And that’s where the filling up (not letting go) started to creep in.
Joni turned seventy years of age this year, and I wondered if she’d marked it with any new footage. Inspired by the concert, I was curious to catch up with her in the here and now. So I found this CBC in-depth interview with her on the You Tubes. It’s really long. Someone kindly posted it in three sessions to make it a wee bit easier to watch…
Joni Mitchell Interview Q Part One
Joni Mitchell Interview Q Part Two
Joni Mitchell Interview Q Part Three
Joni is uncompromising even as she turns seventy. She thinks of herself a painter first and foremost. She is a true artist who is not concerned about making us like her. She no longer sings, but still writes some. About her music,
“The trick is, if you listen to that music and you see me, you’re not getting anything out of it. If you listen to that music and see yourself, it’ll probably make you cry and you’ll learn something about yourself. And now, you’re getting something out of it, you know?”
Have you ever cried to Joni’s music? I wondered how often I had.

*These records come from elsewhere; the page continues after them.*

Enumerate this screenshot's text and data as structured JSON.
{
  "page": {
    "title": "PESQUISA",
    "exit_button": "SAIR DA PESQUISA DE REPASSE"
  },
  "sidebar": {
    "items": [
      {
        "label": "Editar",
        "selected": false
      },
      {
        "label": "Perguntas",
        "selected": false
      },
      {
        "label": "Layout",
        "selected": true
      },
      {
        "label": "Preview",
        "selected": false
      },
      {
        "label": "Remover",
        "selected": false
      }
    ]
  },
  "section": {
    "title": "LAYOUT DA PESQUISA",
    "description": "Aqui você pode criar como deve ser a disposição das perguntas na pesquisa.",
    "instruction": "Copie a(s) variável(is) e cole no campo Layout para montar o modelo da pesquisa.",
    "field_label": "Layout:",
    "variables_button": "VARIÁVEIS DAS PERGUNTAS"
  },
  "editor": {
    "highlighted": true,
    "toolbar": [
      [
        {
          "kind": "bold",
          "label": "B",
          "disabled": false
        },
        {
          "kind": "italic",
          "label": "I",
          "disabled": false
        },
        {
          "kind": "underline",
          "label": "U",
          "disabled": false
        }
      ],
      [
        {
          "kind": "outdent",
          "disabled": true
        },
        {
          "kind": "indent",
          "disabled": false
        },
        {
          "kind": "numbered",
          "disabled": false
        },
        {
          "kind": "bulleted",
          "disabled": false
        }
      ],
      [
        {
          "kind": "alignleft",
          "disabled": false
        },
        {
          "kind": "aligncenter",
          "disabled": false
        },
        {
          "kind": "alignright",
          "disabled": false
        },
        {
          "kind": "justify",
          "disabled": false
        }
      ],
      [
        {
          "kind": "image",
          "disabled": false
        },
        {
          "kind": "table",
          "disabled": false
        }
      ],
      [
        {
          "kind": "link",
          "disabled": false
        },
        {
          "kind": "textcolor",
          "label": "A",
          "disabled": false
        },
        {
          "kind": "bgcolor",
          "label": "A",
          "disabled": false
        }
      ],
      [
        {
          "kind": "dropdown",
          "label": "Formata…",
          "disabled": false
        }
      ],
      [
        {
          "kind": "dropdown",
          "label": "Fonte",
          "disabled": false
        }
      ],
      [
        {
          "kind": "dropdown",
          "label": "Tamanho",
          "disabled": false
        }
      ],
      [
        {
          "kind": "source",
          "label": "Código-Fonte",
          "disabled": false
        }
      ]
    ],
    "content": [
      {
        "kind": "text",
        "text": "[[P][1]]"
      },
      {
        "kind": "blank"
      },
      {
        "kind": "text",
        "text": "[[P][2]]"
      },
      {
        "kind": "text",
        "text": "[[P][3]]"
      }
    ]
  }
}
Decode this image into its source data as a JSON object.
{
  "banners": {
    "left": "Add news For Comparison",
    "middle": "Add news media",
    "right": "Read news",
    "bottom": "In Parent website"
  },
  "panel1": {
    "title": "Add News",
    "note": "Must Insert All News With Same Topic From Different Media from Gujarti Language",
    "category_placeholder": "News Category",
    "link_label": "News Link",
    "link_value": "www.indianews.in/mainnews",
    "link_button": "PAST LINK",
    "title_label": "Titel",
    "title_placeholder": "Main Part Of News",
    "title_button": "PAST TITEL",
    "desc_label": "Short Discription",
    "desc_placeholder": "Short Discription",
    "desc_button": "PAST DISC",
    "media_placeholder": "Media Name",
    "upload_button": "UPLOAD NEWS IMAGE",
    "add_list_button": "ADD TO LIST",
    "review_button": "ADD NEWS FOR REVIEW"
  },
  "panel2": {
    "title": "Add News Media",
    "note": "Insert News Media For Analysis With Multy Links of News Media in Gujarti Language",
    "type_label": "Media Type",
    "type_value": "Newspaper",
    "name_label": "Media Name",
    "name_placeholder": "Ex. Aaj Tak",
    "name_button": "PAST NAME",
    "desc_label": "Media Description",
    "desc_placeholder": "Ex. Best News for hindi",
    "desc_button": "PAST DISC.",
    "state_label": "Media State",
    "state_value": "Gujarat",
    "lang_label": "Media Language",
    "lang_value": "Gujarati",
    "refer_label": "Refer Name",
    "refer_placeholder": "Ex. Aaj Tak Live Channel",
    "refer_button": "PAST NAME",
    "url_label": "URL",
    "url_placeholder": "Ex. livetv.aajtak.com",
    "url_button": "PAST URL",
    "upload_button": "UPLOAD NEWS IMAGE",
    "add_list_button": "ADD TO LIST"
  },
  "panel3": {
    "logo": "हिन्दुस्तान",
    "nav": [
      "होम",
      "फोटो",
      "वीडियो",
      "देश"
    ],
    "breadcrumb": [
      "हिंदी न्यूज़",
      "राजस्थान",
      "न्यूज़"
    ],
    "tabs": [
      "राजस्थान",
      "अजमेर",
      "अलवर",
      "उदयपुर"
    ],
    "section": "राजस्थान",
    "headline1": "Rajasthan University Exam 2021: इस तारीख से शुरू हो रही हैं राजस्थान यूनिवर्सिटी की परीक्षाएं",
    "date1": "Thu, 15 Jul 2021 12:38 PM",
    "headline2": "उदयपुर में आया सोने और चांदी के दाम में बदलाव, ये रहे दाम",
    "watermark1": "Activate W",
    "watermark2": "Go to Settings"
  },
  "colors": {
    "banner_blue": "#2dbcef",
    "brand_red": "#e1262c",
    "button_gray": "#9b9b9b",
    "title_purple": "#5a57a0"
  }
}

Her art is amazing – oh, how I wish I could begin to paint as well as she. She surrounds herself with her own art on the walls and hated the rigidity and conformity she experienced in art school.
She hates being pigeon-holed,
“I am fluid… Everything I am, I am not.”
I am so going to use that quote ALL the time!
Although I hadn’t planned it, my day with Joni was pretty awesome. It isn’t just blind admiration. She doesn’t make herself easy to like (I like her, though – I’d invite her to dinner.) She inspired me, absolutely. Inspired me to let go of any need I have to be liked. Inspired me to let go of my own narrow definitions and expectations. Inspired me to be more, through letting go.
Thank you, Joni for filling me up with your inspiration, helping me to let go … (and my eternal gratitude to you for singing your poetry to me for the last thirty years.)